Top of the News: Signs of the recession’s end, or at least easing, are starting to emerge. This is what I hear from Steve Gordon of Gordon Trucking, based in Pacific, a company plugged in across some wide stretches of the economy.
Gordon said he was pessimistic about a revival, but “I’m happy to report we as well as others in the trucking biz are starting to see some actual signs of life in volumes. It’s far from robust, but the last six weeks of ’09 were substantially better than (2008) and 2010 has started out relatively strong for what’s traditionally a slow time of year.”
The down side? A state Legislature and governor facing tough choices “off to kill us before we can do a rebound.” Gordon’s specific worry is what he terms an “overly generous interpretation” of applying overtime laws here differently than anywhere in the country. That caused the company to move 200 driver jobs out of state. In the first weeks of 2010, the firm has seen nearly $1 million in tax increases for unemployment compensation and a new sales tax on a satellite trucking service.

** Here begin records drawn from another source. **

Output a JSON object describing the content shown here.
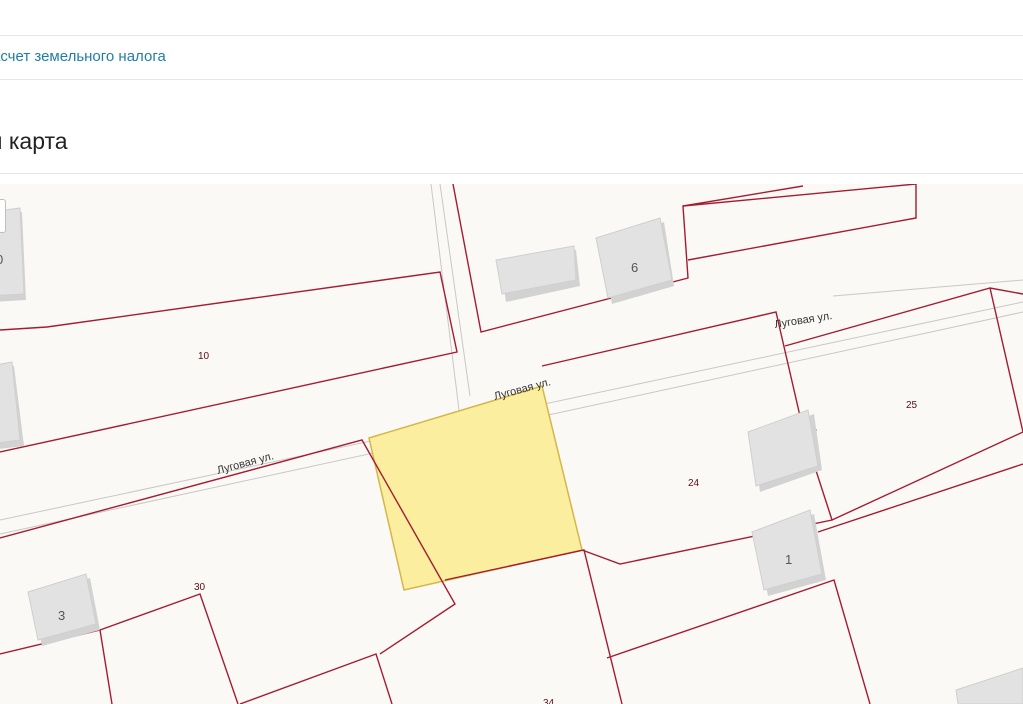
{
  "header": {
    "tax_link": "асчет земельного налога",
    "section_title": "я карта"
  },
  "map": {
    "street_name": "Луговая ул.",
    "parcel_numbers": [
      "10",
      "25",
      "24",
      "30",
      "34"
    ],
    "building_numbers": [
      "6",
      "1",
      "3",
      "0"
    ],
    "colors": {
      "parcel_border": "#a51c30",
      "selected_parcel_fill": "#fbee9e",
      "selected_parcel_border": "#d4b64a",
      "building": "#e2e2e2",
      "background": "#fbf9f6"
    }
  }
}
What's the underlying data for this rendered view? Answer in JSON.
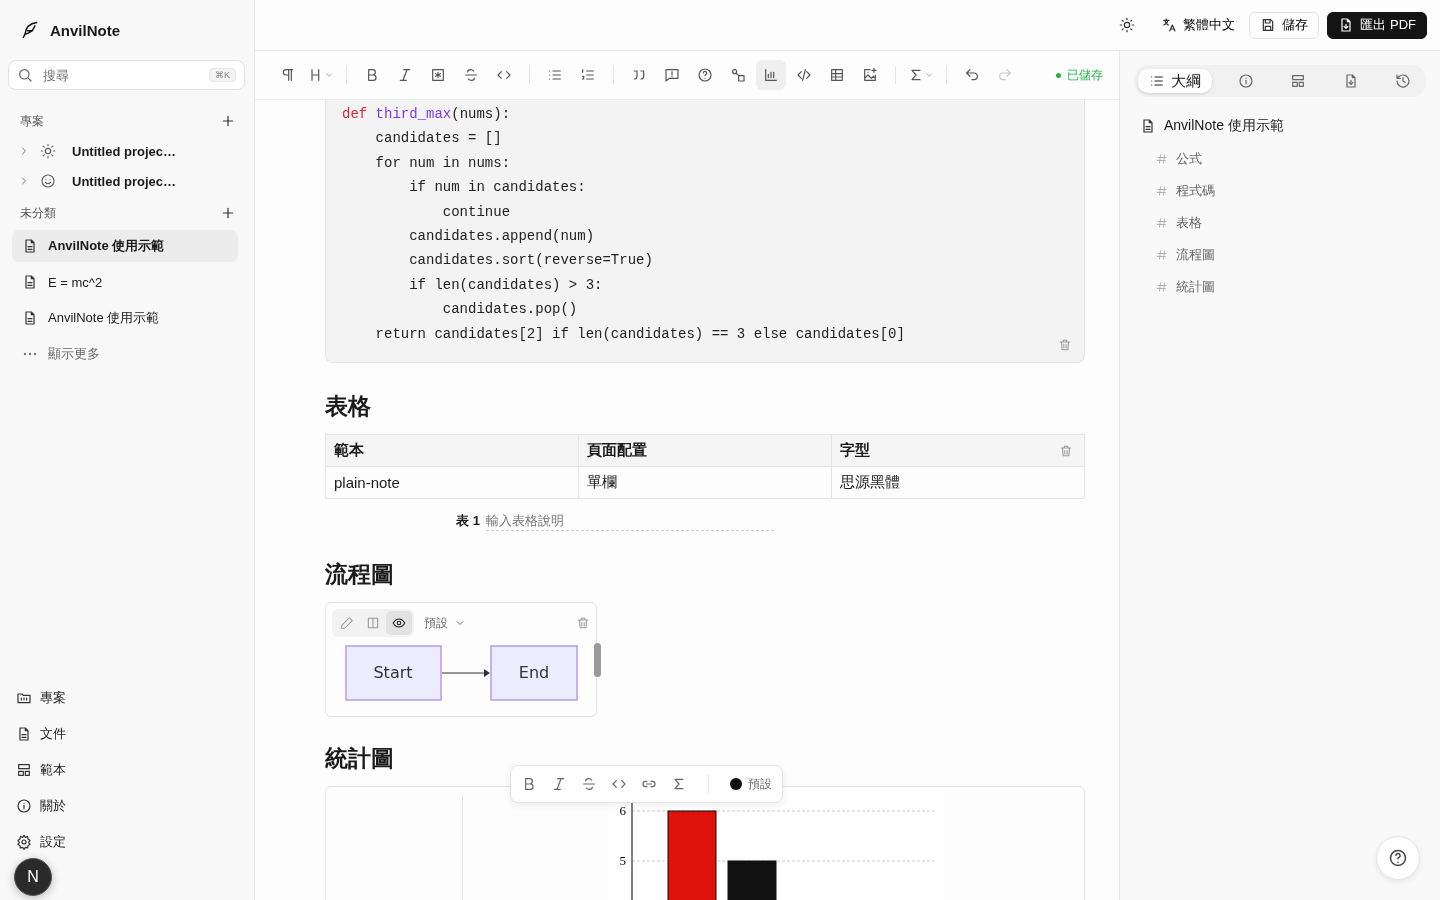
{
  "app": {
    "name": "AnvilNote"
  },
  "sidebar": {
    "search": {
      "placeholder": "搜尋",
      "shortcut": "⌘K"
    },
    "projects": {
      "title": "專案",
      "items": [
        {
          "label": "Untitled projec…",
          "expanded": false
        },
        {
          "label": "Untitled projec…",
          "expanded": false
        }
      ]
    },
    "uncategorized": {
      "title": "未分類",
      "items": [
        {
          "label": "AnvilNote 使用示範",
          "selected": true
        },
        {
          "label": "E = mc^2",
          "selected": false
        },
        {
          "label": "AnvilNote 使用示範",
          "selected": false
        }
      ],
      "more": "顯示更多"
    },
    "nav": [
      "專案",
      "文件",
      "範本",
      "關於",
      "設定"
    ],
    "avatar": {
      "initial": "N"
    }
  },
  "topbar": {
    "language": "繁體中文",
    "save": "儲存",
    "export": "匯出 PDF"
  },
  "editor_toolbar": {
    "buttons": [
      {
        "selected": false,
        "disabled": false
      },
      {
        "selected": false,
        "disabled": false
      },
      {
        "selected": false,
        "disabled": false
      },
      {
        "selected": false,
        "disabled": false
      },
      {
        "selected": false,
        "disabled": false
      },
      {
        "selected": false,
        "disabled": false
      },
      {
        "selected": false,
        "disabled": false
      },
      {
        "selected": false,
        "disabled": false
      },
      {
        "selected": false,
        "disabled": false
      },
      {
        "selected": false,
        "disabled": false
      },
      {
        "selected": false,
        "disabled": false
      },
      {
        "selected": false,
        "disabled": false
      },
      {
        "selected": false,
        "disabled": false
      },
      {
        "selected": true,
        "disabled": false
      },
      {
        "selected": false,
        "disabled": false
      },
      {
        "selected": false,
        "disabled": false
      },
      {
        "selected": false,
        "disabled": false
      },
      {
        "selected": false,
        "disabled": false
      },
      {
        "selected": false,
        "disabled": false
      },
      {
        "selected": false,
        "disabled": true
      }
    ],
    "status": "已儲存"
  },
  "code_block": {
    "lines": [
      [
        {
          "kind": "keyword",
          "text": "def"
        },
        {
          "kind": "function",
          "text": " third_max"
        },
        {
          "kind": "plain",
          "text": "(nums):"
        }
      ],
      [
        {
          "kind": "plain",
          "text": "    candidates = []"
        }
      ],
      [
        {
          "kind": "plain",
          "text": "    for num in nums:"
        }
      ],
      [
        {
          "kind": "plain",
          "text": "        if num in candidates:"
        }
      ],
      [
        {
          "kind": "plain",
          "text": "            continue"
        }
      ],
      [
        {
          "kind": "plain",
          "text": "        candidates.append(num)"
        }
      ],
      [
        {
          "kind": "plain",
          "text": "        candidates.sort(reverse=True)"
        }
      ],
      [
        {
          "kind": "plain",
          "text": "        if len(candidates) > 3:"
        }
      ],
      [
        {
          "kind": "plain",
          "text": "            candidates.pop()"
        }
      ],
      [
        {
          "kind": "plain",
          "text": "    return candidates[2] if len(candidates) == 3 else candidates[0]"
        }
      ]
    ]
  },
  "table_section": {
    "heading": "表格",
    "columns": [
      "範本",
      "頁面配置",
      "字型"
    ],
    "rows": [
      [
        "plain-note",
        "單欄",
        "思源黑體"
      ]
    ],
    "caption": {
      "label": "表 1",
      "placeholder": "輸入表格說明"
    }
  },
  "flow_section": {
    "heading": "流程圖",
    "modes": [
      {
        "selected": false
      },
      {
        "selected": false
      },
      {
        "selected": true
      }
    ],
    "theme": "預設",
    "nodes": [
      "Start",
      "End"
    ]
  },
  "chart_section": {
    "heading": "統計圖",
    "chart_data": {
      "type": "bar",
      "ylim": [
        0,
        6.2
      ],
      "yticks": [
        5,
        6
      ],
      "series": [
        {
          "color": "#e0120c",
          "values": [
            6
          ]
        },
        {
          "color": "#111111",
          "values": [
            5
          ]
        }
      ]
    }
  },
  "format_toolbar": {
    "color_label": "預設"
  },
  "right_panel": {
    "tabs": [
      {
        "label": "大綱",
        "selected": true
      },
      {
        "selected": false
      },
      {
        "selected": false
      },
      {
        "selected": false
      },
      {
        "selected": false
      }
    ],
    "outline": {
      "title": "AnvilNote 使用示範",
      "headings": [
        "公式",
        "程式碼",
        "表格",
        "流程圖",
        "統計圖"
      ]
    }
  }
}
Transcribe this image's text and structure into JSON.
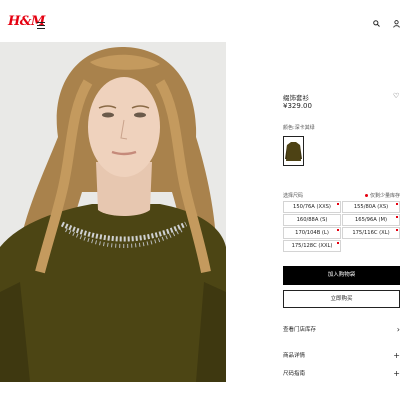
{
  "header": {
    "logo": "H&M",
    "menu_icon": "hamburger-menu-icon",
    "search_icon": "search-icon",
    "account_icon": "user-icon",
    "brand_color": "#e50010"
  },
  "product": {
    "title": "缀饰套衫",
    "price": "¥329.00",
    "color_label": "颜色:深卡其绿",
    "color_swatch_color": "#4d4214",
    "size_label": "选择尺码",
    "low_stock_note": "仅剩少量库存",
    "sizes": [
      {
        "label": "150/76A (XXS)",
        "low_stock": true
      },
      {
        "label": "155/80A (XS)",
        "low_stock": true
      },
      {
        "label": "160/88A (S)",
        "low_stock": false
      },
      {
        "label": "165/96A (M)",
        "low_stock": true
      },
      {
        "label": "170/104B (L)",
        "low_stock": true
      },
      {
        "label": "175/116C (XL)",
        "low_stock": true
      },
      {
        "label": "175/128C (XXL)",
        "low_stock": true
      }
    ],
    "add_to_bag": "加入购物袋",
    "buy_now": "立即购买",
    "store_stock": "查看门店库存",
    "details": "商品详情",
    "size_guide": "尺码指南"
  },
  "photo": {
    "sweater_color": "#4c4514",
    "hair_color": "#b58a52",
    "background_color": "#e9e9e7"
  }
}
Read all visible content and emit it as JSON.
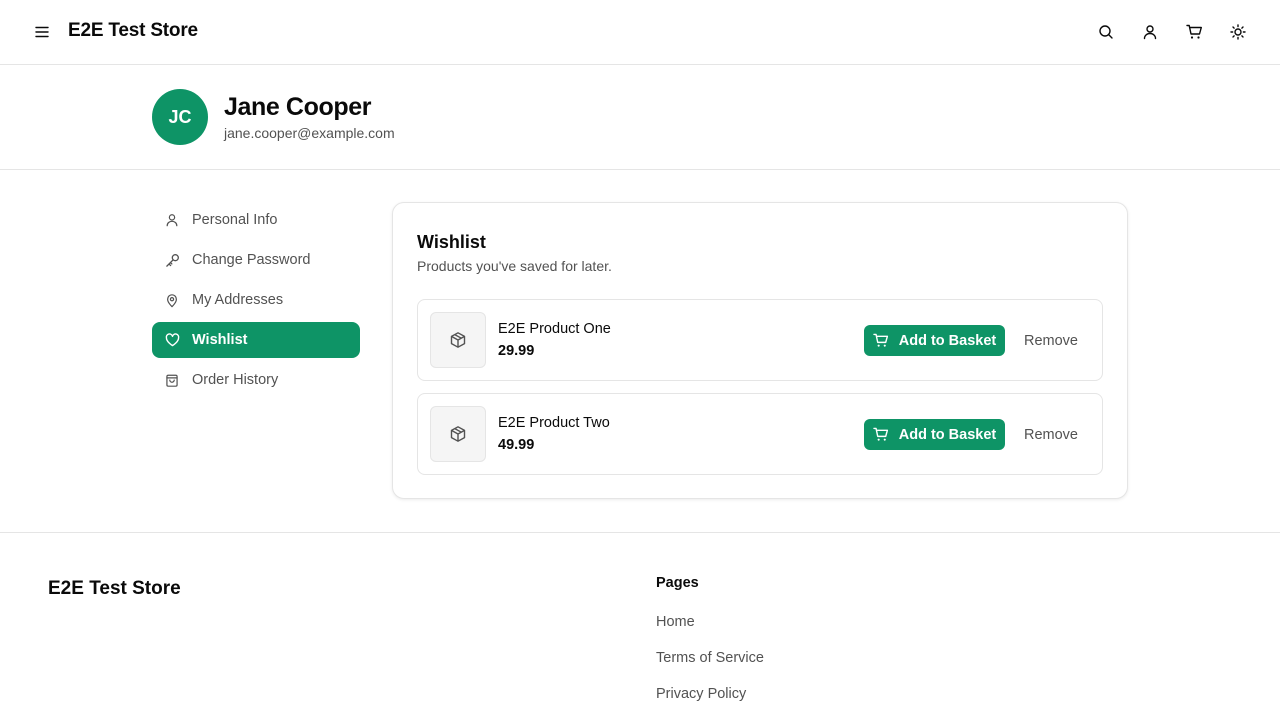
{
  "header": {
    "brand": "E2E Test Store",
    "icons": [
      "menu-icon",
      "search-icon",
      "user-icon",
      "cart-icon",
      "sun-icon"
    ]
  },
  "profile": {
    "initials": "JC",
    "name": "Jane Cooper",
    "email": "jane.cooper@example.com"
  },
  "sidebar": {
    "items": [
      {
        "label": "Personal Info",
        "icon": "user-icon"
      },
      {
        "label": "Change Password",
        "icon": "key-icon"
      },
      {
        "label": "My Addresses",
        "icon": "map-pin-icon"
      },
      {
        "label": "Wishlist",
        "icon": "heart-icon",
        "active": true
      },
      {
        "label": "Order History",
        "icon": "shopping-bag-icon"
      }
    ]
  },
  "wishlist": {
    "title": "Wishlist",
    "subtitle": "Products you've saved for later.",
    "add_label": "Add to Basket",
    "remove_label": "Remove",
    "items": [
      {
        "name": "E2E Product One",
        "price": "29.99"
      },
      {
        "name": "E2E Product Two",
        "price": "49.99"
      }
    ]
  },
  "footer": {
    "brand": "E2E Test Store",
    "pages_heading": "Pages",
    "links": [
      "Home",
      "Terms of Service",
      "Privacy Policy"
    ]
  },
  "colors": {
    "accent": "#0e9466",
    "muted_text": "#525252",
    "border": "#e5e5e5"
  }
}
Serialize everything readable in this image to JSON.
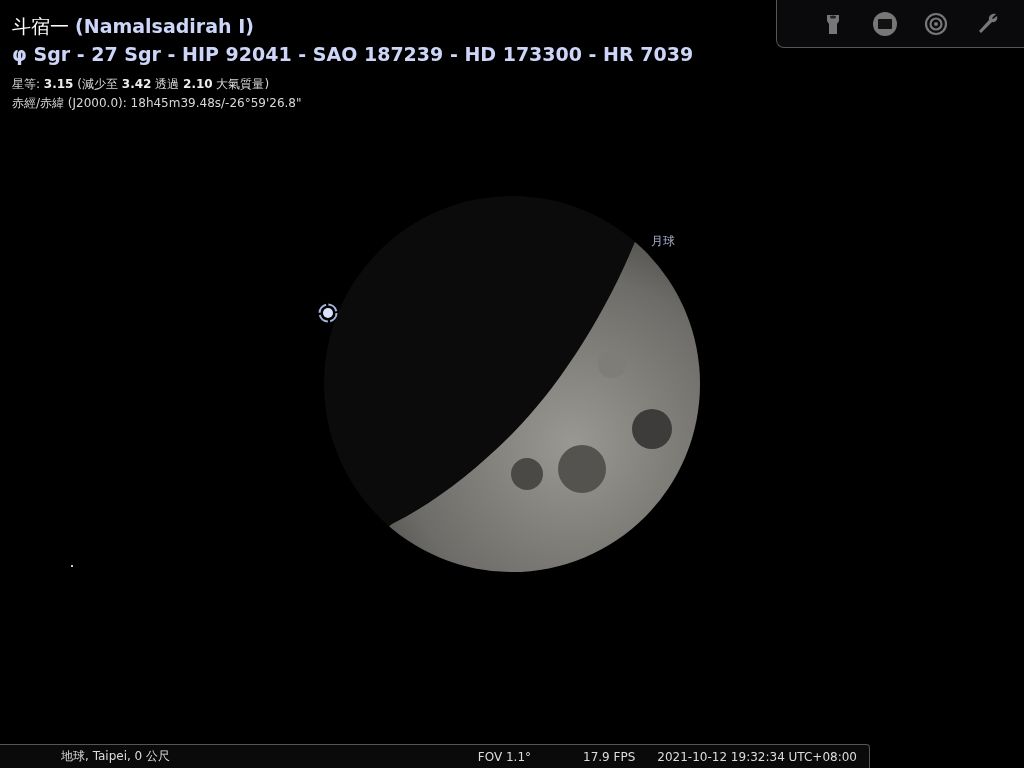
{
  "object_info": {
    "title": "斗宿一 **(Namalsadirah I)**",
    "designations": "φ Sgr - 27 Sgr - HIP 92041 - SAO 187239 - HD 173300 - HR 7039",
    "magnitude": "星等: **3.15** (減少至 **3.42** 透過 **2.10** 大氣質量)",
    "coordinates": "赤經/赤緯 (J2000.0): 18h45m39.48s/-26°59'26.8\""
  },
  "sky": {
    "moon_label": "月球"
  },
  "toolbar": [
    {
      "kind": "flashlight"
    },
    {
      "kind": "screen"
    },
    {
      "kind": "target"
    },
    {
      "kind": "wrench"
    }
  ],
  "status_bar": {
    "location": "地球, Taipei, 0 公尺",
    "fov": "FOV 1.1°",
    "fps": "17.9 FPS",
    "datetime": "2021-10-12 19:32:34 UTC+08:00"
  }
}
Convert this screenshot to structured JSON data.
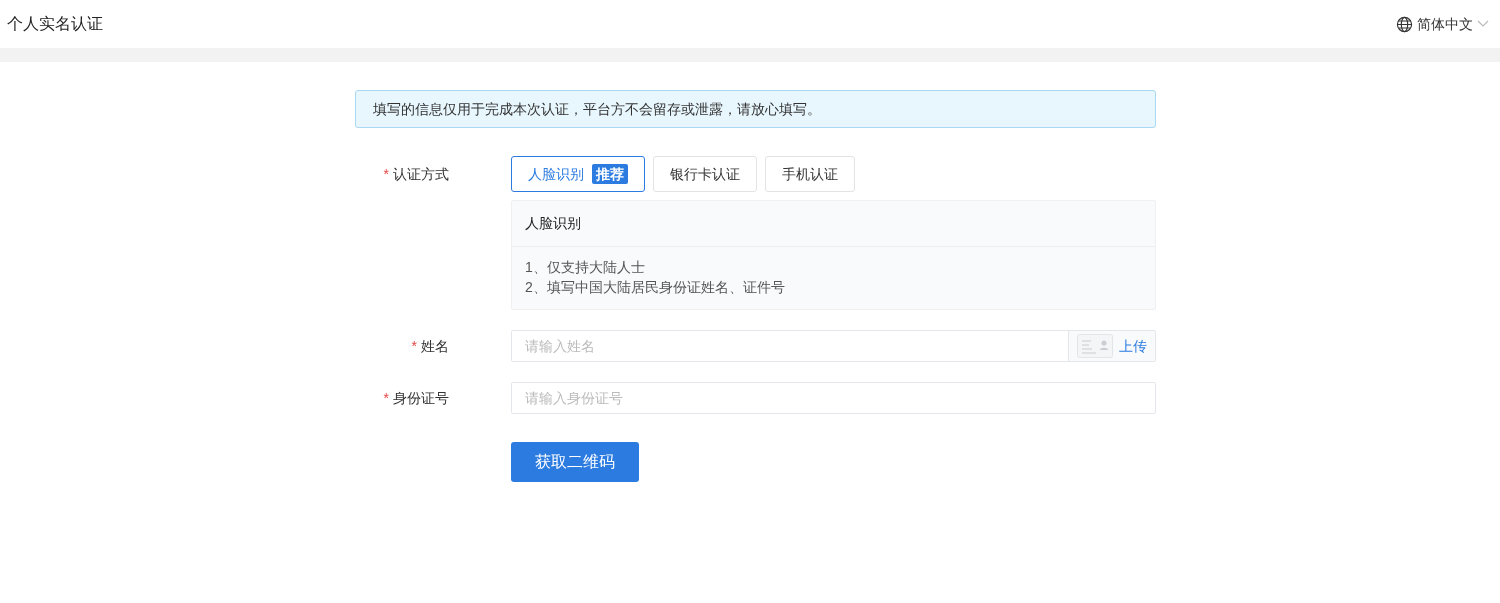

“As they warm up the machine down in Olympia trying to find new revenue sources, I’m sure we’ll see more tacked onto our tab. They simply don’t seem to get it that with most companies still in an extremely tenuous spot nearly all of these new taxes and fees cause further trade-offs in considering how we can expand the business, continue with our current
employee and benefit levels, and compete across the country and around the world.”
Gordon is no free-market zealot. I’d add that If the Legislature merely continues to cut spending, it also has competitive implications. It’s going to be a tough legislative session.
The Back Story: The Port of Tacoma is starting a $31 million expansion of a Washington United Terminals wharf. Manson Construction of Seattle will begin driving the first of 361 concrete pilings today in the Blair Waterway. The work will accommodate two large new cranes the terminal, owned by Hyundai Merchant Marine, added in January 2009. It will be able to serve the world’s largest ships.
Today’s Econ Haiku:
Stim for high-speed rail?
We need to build, not study
It. That’s how we’ll roll